The second time I remember getting lost was at the county fair when I was about seven. My older brother, older cousin and I were going through the so-called “fun house” together. It was fun at first: skeletons would jump out at us, spotlights would focus on spiders and snakes in the nooks and crannies and weird moans and groans would accompany intermittent zombie appearances. But it was not fun when I got separated from the others and found myself lost in a dark chamber from which I could find no escape. I pushed on every wall in the darkness and kept going round and round until that old Hot Springs panic set in and I began to yell. At last, my cousin’s hand grasped my shoulder and he said, “This way.”
The next time I had that Hot Springs feeling was when I was serving in Germany. I went to Koblenz, about an hour from my base, with some people I didn’t know very well on a Sunday afternoon. We got separated late that night and I had no idea how I was going to get back for work Monday morning. AWOL is a serious crime and I knew I was in deep guacamole. I spent the night in an abandoned BMW on a side street and at first light I found a German telephone. At 7:30 a.m., when I knew Sergeant McDonald would be at his phone, I dropped marks and phennings into the Germanic apparatus. My German was poor, but I made the operator understand I wanted Flugplatz Hahn (my base). I got connected to Sergeant Mac and he said, “I tell you what, Ford, if you get here by noon I won’t turn you in AWOL.”
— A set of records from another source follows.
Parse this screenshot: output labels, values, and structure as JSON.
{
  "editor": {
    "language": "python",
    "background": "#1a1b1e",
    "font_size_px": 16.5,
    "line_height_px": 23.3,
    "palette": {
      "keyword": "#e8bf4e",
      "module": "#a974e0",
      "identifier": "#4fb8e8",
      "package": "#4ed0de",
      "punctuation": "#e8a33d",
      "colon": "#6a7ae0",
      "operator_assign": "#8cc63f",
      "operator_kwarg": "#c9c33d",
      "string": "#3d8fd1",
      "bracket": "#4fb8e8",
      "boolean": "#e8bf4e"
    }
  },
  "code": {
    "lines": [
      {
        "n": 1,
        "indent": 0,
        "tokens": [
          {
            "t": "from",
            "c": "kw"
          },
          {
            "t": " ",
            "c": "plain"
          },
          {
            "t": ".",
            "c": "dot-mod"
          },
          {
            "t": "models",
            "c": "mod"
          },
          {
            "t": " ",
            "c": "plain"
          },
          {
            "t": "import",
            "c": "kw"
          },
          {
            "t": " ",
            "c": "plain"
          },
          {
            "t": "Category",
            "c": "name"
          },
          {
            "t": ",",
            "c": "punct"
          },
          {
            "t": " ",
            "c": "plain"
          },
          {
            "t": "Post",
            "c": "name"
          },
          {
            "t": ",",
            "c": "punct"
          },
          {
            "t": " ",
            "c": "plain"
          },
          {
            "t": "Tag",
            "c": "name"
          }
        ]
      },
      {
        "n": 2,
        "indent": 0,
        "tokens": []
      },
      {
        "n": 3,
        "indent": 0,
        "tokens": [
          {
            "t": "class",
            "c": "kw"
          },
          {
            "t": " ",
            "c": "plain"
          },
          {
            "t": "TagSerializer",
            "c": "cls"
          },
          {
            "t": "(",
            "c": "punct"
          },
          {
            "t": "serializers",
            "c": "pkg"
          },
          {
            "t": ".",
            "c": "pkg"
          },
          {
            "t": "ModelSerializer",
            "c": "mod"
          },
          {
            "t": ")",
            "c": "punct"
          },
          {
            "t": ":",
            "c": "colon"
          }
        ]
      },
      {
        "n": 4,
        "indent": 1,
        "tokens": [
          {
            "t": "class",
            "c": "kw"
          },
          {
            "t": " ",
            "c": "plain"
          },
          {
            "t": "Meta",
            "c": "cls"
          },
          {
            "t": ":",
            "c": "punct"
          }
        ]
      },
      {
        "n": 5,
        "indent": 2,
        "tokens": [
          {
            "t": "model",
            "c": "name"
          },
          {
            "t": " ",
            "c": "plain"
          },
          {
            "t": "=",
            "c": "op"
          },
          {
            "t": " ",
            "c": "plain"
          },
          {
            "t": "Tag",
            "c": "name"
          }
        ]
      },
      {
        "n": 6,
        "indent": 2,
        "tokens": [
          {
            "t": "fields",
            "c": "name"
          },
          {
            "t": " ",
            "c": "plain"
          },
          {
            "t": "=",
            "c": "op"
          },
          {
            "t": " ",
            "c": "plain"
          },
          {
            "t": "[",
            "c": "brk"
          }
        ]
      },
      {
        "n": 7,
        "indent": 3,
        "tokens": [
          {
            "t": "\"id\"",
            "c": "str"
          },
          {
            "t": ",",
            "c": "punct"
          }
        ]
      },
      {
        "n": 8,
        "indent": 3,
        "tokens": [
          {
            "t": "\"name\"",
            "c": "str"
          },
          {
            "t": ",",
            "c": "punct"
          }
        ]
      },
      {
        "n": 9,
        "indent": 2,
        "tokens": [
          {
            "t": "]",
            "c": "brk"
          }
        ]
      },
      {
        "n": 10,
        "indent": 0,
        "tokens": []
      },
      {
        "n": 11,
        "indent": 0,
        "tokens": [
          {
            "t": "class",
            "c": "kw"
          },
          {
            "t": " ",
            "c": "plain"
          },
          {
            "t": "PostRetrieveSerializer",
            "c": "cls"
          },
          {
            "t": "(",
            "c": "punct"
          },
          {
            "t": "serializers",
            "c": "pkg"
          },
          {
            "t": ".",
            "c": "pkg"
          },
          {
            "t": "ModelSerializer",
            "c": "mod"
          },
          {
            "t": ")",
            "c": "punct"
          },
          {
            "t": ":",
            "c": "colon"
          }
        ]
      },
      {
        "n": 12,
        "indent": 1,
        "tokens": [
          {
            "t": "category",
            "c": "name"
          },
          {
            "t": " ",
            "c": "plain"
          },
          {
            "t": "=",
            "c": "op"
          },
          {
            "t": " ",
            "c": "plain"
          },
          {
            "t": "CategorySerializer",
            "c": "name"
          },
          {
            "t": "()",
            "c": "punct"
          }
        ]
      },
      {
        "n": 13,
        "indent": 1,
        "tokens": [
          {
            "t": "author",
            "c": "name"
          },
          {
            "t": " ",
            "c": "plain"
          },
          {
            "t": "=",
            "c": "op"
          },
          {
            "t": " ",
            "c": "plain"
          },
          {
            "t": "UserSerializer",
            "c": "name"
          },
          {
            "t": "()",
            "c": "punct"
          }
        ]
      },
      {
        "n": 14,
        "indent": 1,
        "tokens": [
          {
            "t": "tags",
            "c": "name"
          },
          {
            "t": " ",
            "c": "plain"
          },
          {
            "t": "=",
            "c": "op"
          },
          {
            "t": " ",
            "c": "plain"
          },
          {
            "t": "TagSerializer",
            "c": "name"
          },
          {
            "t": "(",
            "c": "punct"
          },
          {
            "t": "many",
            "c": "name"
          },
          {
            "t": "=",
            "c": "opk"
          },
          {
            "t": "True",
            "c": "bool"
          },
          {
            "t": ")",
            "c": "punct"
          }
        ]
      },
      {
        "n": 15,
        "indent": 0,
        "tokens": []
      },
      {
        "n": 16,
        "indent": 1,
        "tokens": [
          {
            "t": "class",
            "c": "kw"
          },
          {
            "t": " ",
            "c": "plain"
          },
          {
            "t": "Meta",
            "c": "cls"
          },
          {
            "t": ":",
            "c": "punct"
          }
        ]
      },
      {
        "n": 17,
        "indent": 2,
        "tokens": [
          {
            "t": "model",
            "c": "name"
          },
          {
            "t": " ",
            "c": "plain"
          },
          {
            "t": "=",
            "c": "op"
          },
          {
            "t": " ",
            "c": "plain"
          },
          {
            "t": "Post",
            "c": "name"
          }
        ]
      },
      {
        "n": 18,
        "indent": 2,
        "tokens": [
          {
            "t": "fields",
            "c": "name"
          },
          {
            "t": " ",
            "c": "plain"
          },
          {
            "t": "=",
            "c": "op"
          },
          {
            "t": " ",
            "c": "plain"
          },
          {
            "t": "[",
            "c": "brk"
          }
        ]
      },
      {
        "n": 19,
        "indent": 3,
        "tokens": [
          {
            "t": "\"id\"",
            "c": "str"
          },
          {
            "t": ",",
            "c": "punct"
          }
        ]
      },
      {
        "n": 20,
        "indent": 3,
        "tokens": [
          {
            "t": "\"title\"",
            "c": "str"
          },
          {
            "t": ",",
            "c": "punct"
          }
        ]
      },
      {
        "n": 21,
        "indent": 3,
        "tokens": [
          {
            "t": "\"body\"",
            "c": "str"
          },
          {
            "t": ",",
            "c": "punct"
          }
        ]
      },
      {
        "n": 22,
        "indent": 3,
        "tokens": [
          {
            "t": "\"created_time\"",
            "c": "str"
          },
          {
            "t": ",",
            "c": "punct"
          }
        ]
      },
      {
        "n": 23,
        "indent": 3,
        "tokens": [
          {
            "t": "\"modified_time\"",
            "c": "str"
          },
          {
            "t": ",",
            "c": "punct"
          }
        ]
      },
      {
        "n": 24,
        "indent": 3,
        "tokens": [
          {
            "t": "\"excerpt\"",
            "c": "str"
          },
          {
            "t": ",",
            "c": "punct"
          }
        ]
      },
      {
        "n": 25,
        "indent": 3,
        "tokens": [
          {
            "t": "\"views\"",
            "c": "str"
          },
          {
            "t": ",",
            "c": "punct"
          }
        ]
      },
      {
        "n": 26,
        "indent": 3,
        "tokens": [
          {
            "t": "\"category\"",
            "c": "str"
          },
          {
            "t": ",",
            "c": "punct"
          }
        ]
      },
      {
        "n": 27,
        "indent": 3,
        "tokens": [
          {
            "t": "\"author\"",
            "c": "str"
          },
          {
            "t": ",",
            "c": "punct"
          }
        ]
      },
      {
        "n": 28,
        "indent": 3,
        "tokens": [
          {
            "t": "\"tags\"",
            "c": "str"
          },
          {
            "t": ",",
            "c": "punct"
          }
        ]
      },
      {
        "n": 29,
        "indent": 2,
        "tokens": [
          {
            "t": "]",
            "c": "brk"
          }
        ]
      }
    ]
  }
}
On the highway, the first thumb I put up got a response from a Lutheran preacher in a new Mercedes. His English was better than mine and he got me to the back gate of Hahn by mid-morning. He also talked to me about spiritual things I had been neglecting and I silently repented. I’ve been lost, but now I’m found. I’d like to stay that way.
Daniel G. Ford, Ph. D.